From tribal rituals of possession, dance ceremonies and spirits music, to gabber raves, drum sounds have been playing an essential role in inducing trance like states, where progressive acceleration of tempos and crescendos would then trigger violent and convulsive dance in participants.
In Madagascar, ndop ceremonies are described as follows: “the tempo increases, while at the same time interjections ring out: ‘your hands!’, ‘louder,’ ‘clap all of you’, ‘it’s getting hot now, sister!’. The beat of the drums speeds up, then a little later, as they announce at the same time cause the possessee’s collapse, the movements and the drum become very fast” (Rouget, Gilbert, Music and Trance, p.83).
The above description of the traditional ritual trance process is uncannily familiar to every raver. In hardcore techno (gabber) the climax is always a focal point, where the speed of distorted kicks can accelerate up to two hundred bpm. This stimulates a violent convulsive dance in a trance-like state, where, similarly to shamanic rituals, one could observe “rapid extension and bending of the arms, in an oblique line to the axis of the body, and a violent swinging of the head up and down” (Ibid, p.86).
Kick Studies is a celebration of kick drums, distorted, ravy, gabbery, 808-y, morphing, as if hammers were stretched to the point of being no longer recognisable.
Written in SuperCollider - a programming language for sound synthesis, many thanks to those who offered advice in the SC forum and to Roc Jimenez de Cisneros.
It is an audio synthesiser, which is using pre-transistor, optoelectronic technology from the early twentieth century. It contains neon lamps which act as logic gates - the fundamental binary operators in computing. It is a fourteen step sequencer with fourteen oscillators (each step triggers a sawtooth oscillator, of which pitch can be modulated) built entirely using bulbs. The more steps, the more random the sequence becomes, this applies also to the voltage (it runs on 180VDC).

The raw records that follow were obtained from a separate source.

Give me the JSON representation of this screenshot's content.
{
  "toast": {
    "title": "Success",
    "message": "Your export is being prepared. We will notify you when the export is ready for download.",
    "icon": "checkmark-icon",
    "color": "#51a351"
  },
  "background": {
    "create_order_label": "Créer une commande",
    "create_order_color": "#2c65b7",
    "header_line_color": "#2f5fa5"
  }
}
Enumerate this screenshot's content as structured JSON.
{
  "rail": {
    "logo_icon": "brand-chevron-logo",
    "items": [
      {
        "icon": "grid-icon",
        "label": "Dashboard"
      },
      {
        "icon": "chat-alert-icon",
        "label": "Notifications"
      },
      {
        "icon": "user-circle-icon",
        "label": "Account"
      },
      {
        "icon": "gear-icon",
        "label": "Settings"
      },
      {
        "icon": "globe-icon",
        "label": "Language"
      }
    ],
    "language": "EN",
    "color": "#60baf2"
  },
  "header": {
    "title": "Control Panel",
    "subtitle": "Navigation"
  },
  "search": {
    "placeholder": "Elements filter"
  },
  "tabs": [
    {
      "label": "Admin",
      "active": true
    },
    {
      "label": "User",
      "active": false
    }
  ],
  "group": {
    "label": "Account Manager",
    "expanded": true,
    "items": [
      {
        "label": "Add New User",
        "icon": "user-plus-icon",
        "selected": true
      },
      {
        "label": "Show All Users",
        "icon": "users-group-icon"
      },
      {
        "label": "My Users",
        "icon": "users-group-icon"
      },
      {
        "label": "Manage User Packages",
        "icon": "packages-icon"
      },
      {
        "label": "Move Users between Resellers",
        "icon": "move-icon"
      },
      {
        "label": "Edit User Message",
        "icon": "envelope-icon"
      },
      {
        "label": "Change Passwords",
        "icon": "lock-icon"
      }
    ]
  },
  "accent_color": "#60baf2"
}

The operation behind the neon bulbs logic lies in the gas that is being charged and discharged, depending on the current. Due to hysteresis neon bulbs can be used as on/off switches. That gives a possibility of creating not only oscillators, but also a more complex sequential logic.
There are three outputs of the synth: firstly, the sound, then the mini CRT oscilloscope, where the audio signal is displayed, and the nixie numerical tubes, of which cathodes are triggered with each sequential pulse.
Ewa Justka is a polish electronic noise artist, self-taught instruments builder and electronics teacher based in London.
Ewa’s main field of research is based on exploration of materiality of objects, vibrant, ontological systems (human bodies, plant bodies, electronic circuits: varied range of micro and macro environments and relations between them) and an investigation of modes of quasi-direct perception through noise performance actions, interactive installation, DIY electronics, hardware hacking, plant-molesting, breaking, deconstructing and collaborating. In her artistic work Ewa attempts to explore the concept of materiality of the hidden.
Ewa has performed and led workshops at festivals and venues in Europe and in UK like: Loop Festival (DE), Sonic Acts (NL), Supernormal Festival (UK), Club Transmediale (DE), STEIM (NL), Incubate Festival (NL), Colour out of Space (UK), Beam Festival (UK), Cafe Oto (UK), Goldsmiths University (UK), Unsound Festival (PL), Norberg Festival (SE) and more.